Sonic Adventure 3 is the pinnacle of gaming. It was the reboot that us Sonic fans needed and deserved (even the games preceding it were exactly the same). Sonic Adventure 3 followed in the footsteps of the totally-not-dated classics that were SA1 & 2 by incorporating multiple gameplay styles and a deep, emotional story that created new opportunities for the franchise and fanfic writers like me. I had always wanted a human to kiss Sonic. Sonic Adventure 3 brought absolution to my dreams (Get it?! I love you Bentlee Jonessss!!!!omgggg). Please keep in mind that I am legally an adult.
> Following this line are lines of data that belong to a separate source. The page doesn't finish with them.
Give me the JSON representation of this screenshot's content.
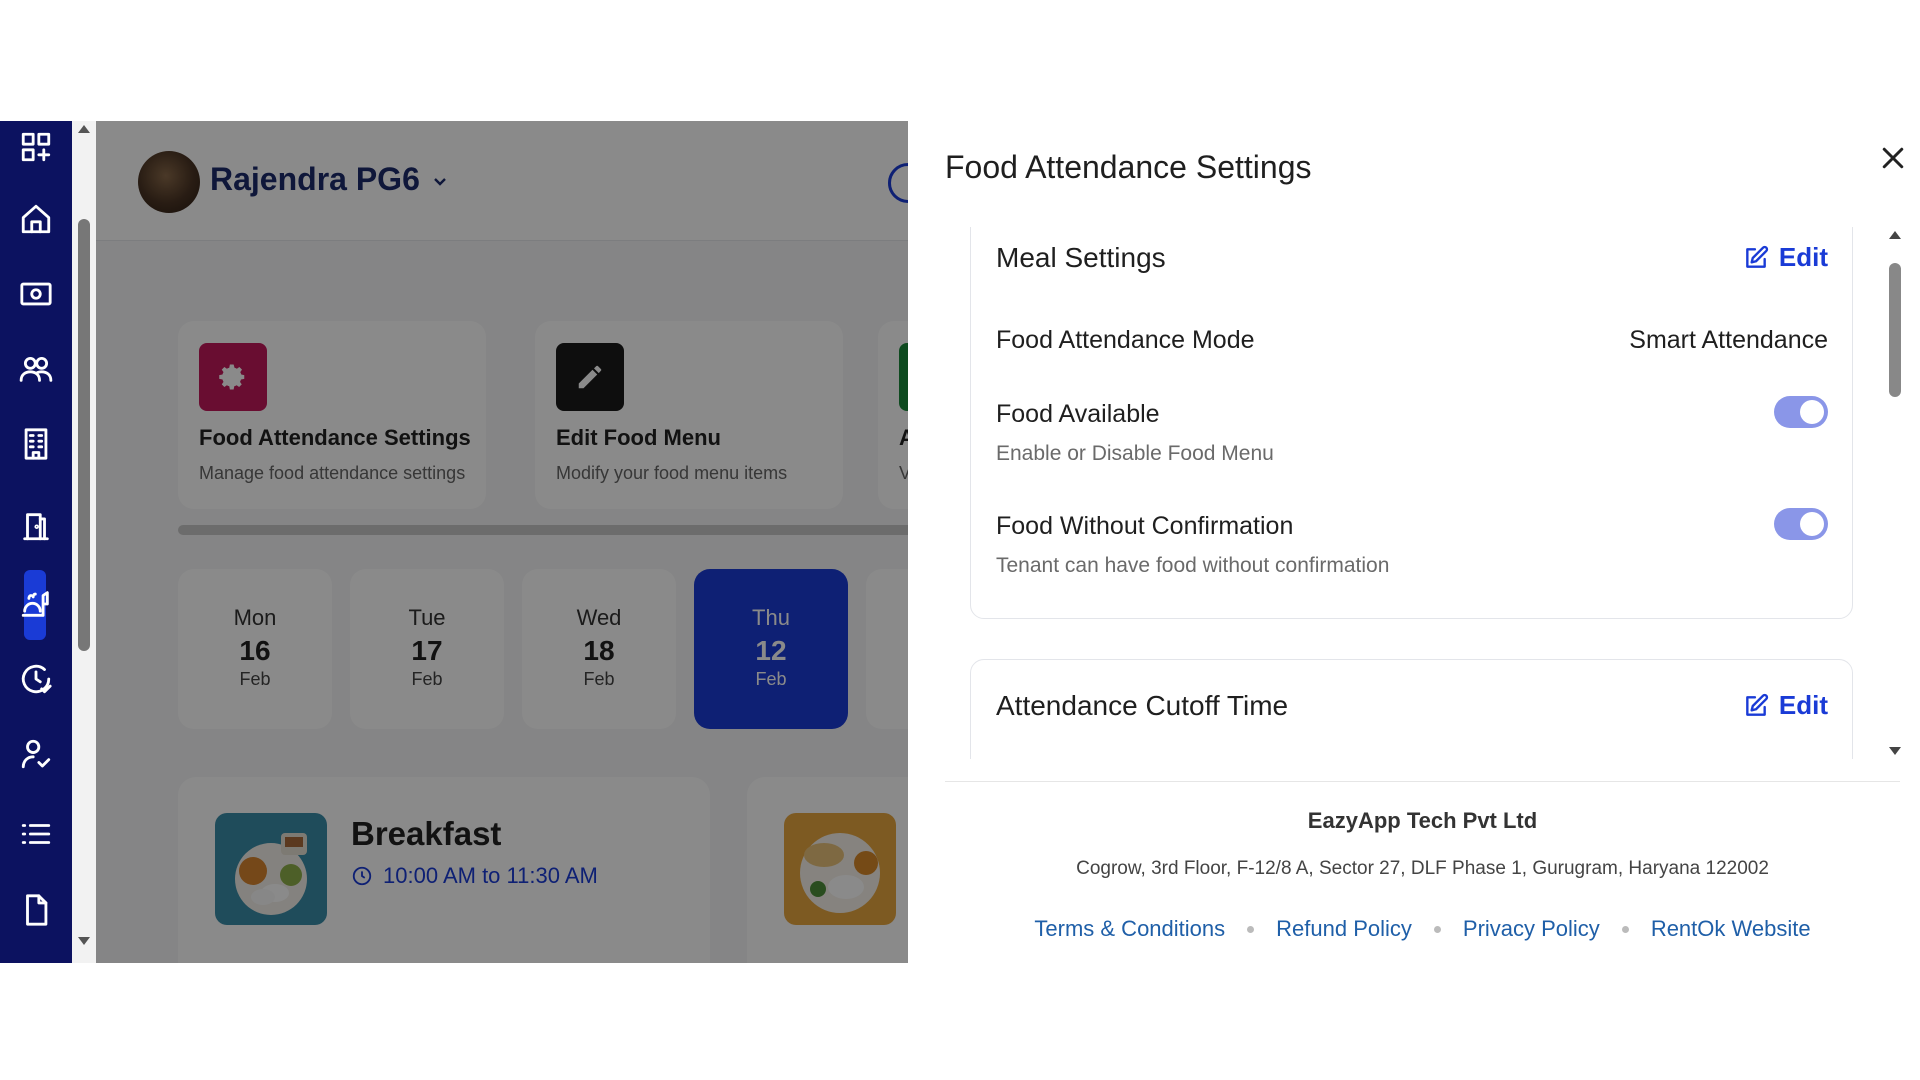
{
  "sidebar": {
    "items": [
      {
        "name": "apps-icon"
      },
      {
        "name": "home-icon"
      },
      {
        "name": "payments-icon"
      },
      {
        "name": "tenants-icon"
      },
      {
        "name": "building-icon"
      },
      {
        "name": "rooms-icon"
      },
      {
        "name": "food-icon"
      },
      {
        "name": "attendance-icon"
      },
      {
        "name": "user-check-icon"
      },
      {
        "name": "list-icon"
      },
      {
        "name": "document-icon"
      }
    ],
    "active": "food-icon"
  },
  "header": {
    "org_name": "Rajendra PG6"
  },
  "action_cards": [
    {
      "title": "Food Attendance Settings",
      "subtitle": "Manage food attendance settings",
      "icon": "gear-icon",
      "color": "#c2185b"
    },
    {
      "title": "Edit Food Menu",
      "subtitle": "Modify your food menu items",
      "icon": "pencil-icon",
      "color": "#1a1a1a"
    },
    {
      "title": "Att",
      "subtitle": "Vie",
      "icon": "chart-icon",
      "color": "#1b8a3a"
    }
  ],
  "dates": [
    {
      "dow": "Mon",
      "day": "16",
      "mon": "Feb"
    },
    {
      "dow": "Tue",
      "day": "17",
      "mon": "Feb"
    },
    {
      "dow": "Wed",
      "day": "18",
      "mon": "Feb"
    },
    {
      "dow": "Thu",
      "day": "12",
      "mon": "Feb",
      "active": true
    }
  ],
  "meals": [
    {
      "title": "Breakfast",
      "time": "10:00 AM to 11:30 AM"
    }
  ],
  "drawer": {
    "title": "Food Attendance Settings",
    "meal_settings": {
      "title": "Meal Settings",
      "edit_label": "Edit",
      "mode_label": "Food Attendance Mode",
      "mode_value": "Smart Attendance",
      "food_available_label": "Food Available",
      "food_available_sub": "Enable or Disable Food Menu",
      "food_available_on": true,
      "without_conf_label": "Food Without Confirmation",
      "without_conf_sub": "Tenant can have food without confirmation",
      "without_conf_on": true
    },
    "cutoff": {
      "title": "Attendance Cutoff Time",
      "edit_label": "Edit"
    },
    "footer": {
      "company": "EazyApp Tech Pvt Ltd",
      "address": "Cogrow, 3rd Floor, F-12/8 A, Sector 27, DLF Phase 1, Gurugram, Haryana 122002",
      "links": [
        "Terms & Conditions",
        "Refund Policy",
        "Privacy Policy",
        "RentOk Website"
      ]
    }
  },
  "colors": {
    "sidebar_bg": "#0c1260",
    "accent": "#1a3bd6",
    "toggle_on": "#8a96e8",
    "link": "#1f5fa8"
  }
}
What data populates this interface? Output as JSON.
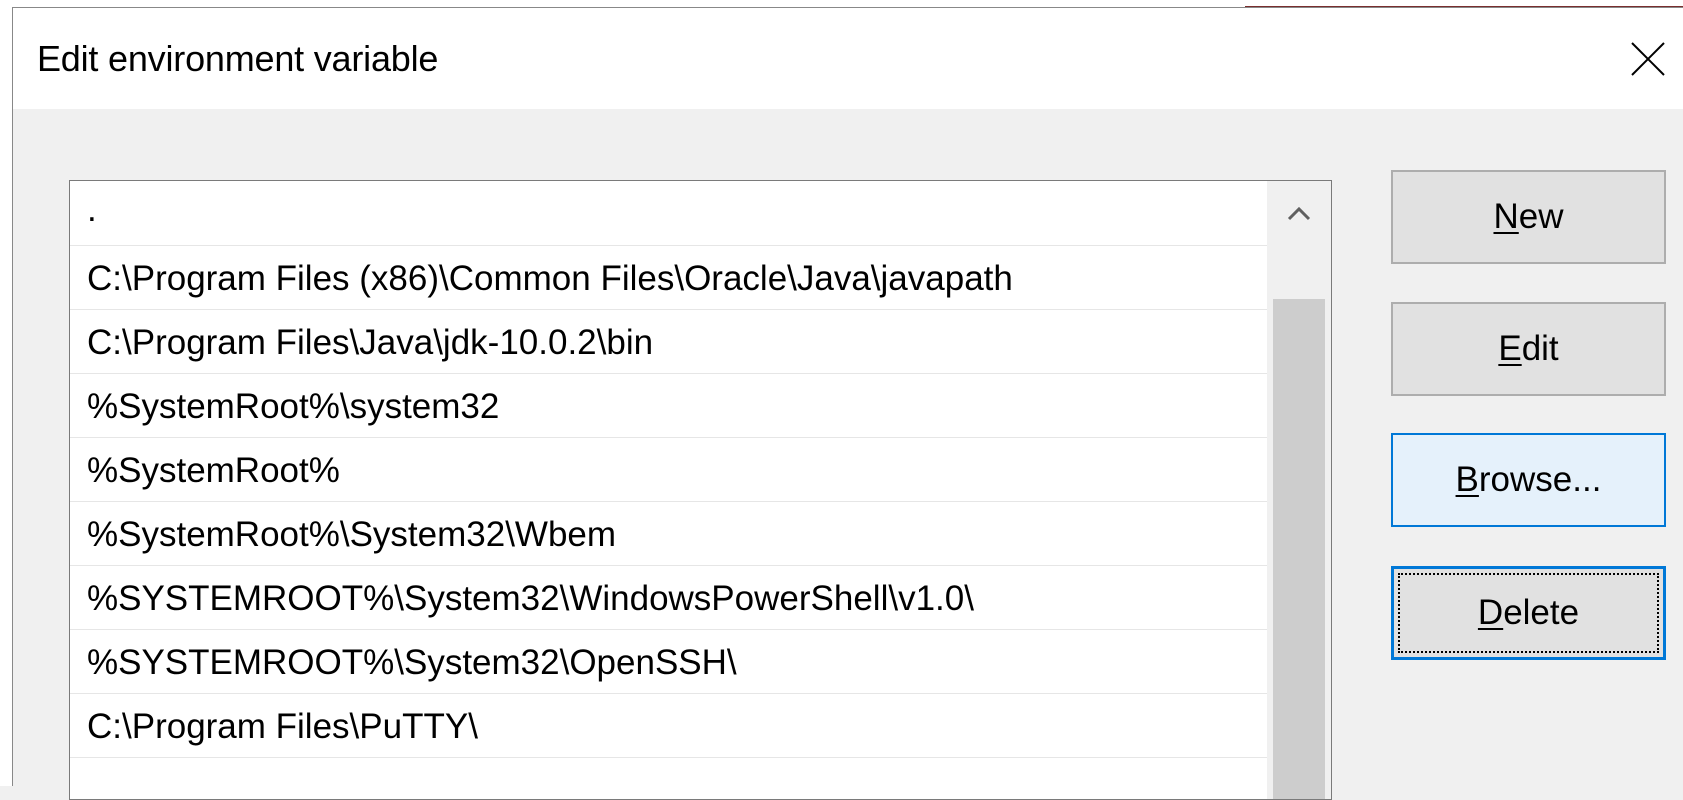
{
  "window": {
    "title": "Edit environment variable",
    "close_icon": "close-icon"
  },
  "list": {
    "items": [
      ".",
      "C:\\Program Files (x86)\\Common Files\\Oracle\\Java\\javapath",
      "C:\\Program Files\\Java\\jdk-10.0.2\\bin",
      "%SystemRoot%\\system32",
      "%SystemRoot%",
      "%SystemRoot%\\System32\\Wbem",
      "%SYSTEMROOT%\\System32\\WindowsPowerShell\\v1.0\\",
      "%SYSTEMROOT%\\System32\\OpenSSH\\",
      "C:\\Program Files\\PuTTY\\"
    ],
    "scroll_up_icon": "chevron-up-icon"
  },
  "buttons": {
    "new": {
      "accel": "N",
      "rest": "ew"
    },
    "edit": {
      "accel": "E",
      "rest": "dit"
    },
    "browse": {
      "accel": "B",
      "rest": "rowse..."
    },
    "delete": {
      "accel": "D",
      "rest": "elete"
    }
  },
  "colors": {
    "focus_border": "#0078d7",
    "hover_background": "#e5f1fb",
    "button_background": "#e1e1e1"
  }
}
Sonic Adventure 3 had speed, vehicles, and treasure hunting like the first two Adventure games but Sonic Team innovated the gaming medium by incorporating physics-based gameplay with another beloved character, Silver the Hedgehog. No other game at that time had a true physics engine. Sonic Team has never borrowed ideas from other franchises and shoehorned them into Sonic games. Silver is proof. I’m 25 years old and my mom still does my laundry and taxes.
What I always enjoyed about Sonic Adventure 3 was that SEGA knew gaming as a whole was becoming too easy in 2006 to appease the wussy gamers. Critics said that having all these gameplay styles in Sonic Adventure 3 caused the game to feel “unfocused” and “unpolished.” Sonic Adventure 3 was unfairly labeled “objectively bad game design,” and/or “completely illogical.” These people are wrong. Sonic Team decided to stop holding hands really made the game difficult and worth the reasonable price of $60. Not only did you have to fight Dr. Eggman and a cast of one-off washout villains that I also dream of shipping with my human OCs, but you had to fight against the game engine, the level geometry, and a story that left you in so much awe that it rendered you unable to move and play the game. That’s why the loading screens are so long. Sonic Team knew you would need time to process what you had just witnessed. How immersive! I once dreamed I hugged a girl in a Sonic the Hedgehog-themed bed and shared my experience on a popular gaming website.
Today, I’m happy. I got to wax nostalgic on Sonic Adventure 3. This is what Sonic should be because I grew up with Sonic Adventure and what I grew up with is great. It’s unfortunate that SEGA caved into older fans and will be releasing the regressive Sonic Mania next year, further spreading the B.S. propaganda of gamers who like playing “playable, competently-developed” games. Their nostalgia is bad. Our nostalgia? The nostalgia of those who want a Sonic Adventure 4? That’s the One True Nostalgia™. We need a new Sonic Adventure title, despite every game since the original following the exact same gameplay style, story structure, and tryhard art design. I took my Amy waifu pillow to the prom.
Sonic is currently ruled by false memories. Memories that are false because they are not mine. We need a story that will touch a new generation of kids who will grow up to be selfish, fallacious adults like me because, as we know, the story is what sells a video game. Not the gameplay. We have no problems in this world of ours than the lack of a Sonic Adventure 4. Absolutely zero. SEGA can truly make Sonic great again if they listen to people like me, a member of an extremely vocal minority.
FINAL VERDICT ON “SONIC ADVENTURE 3”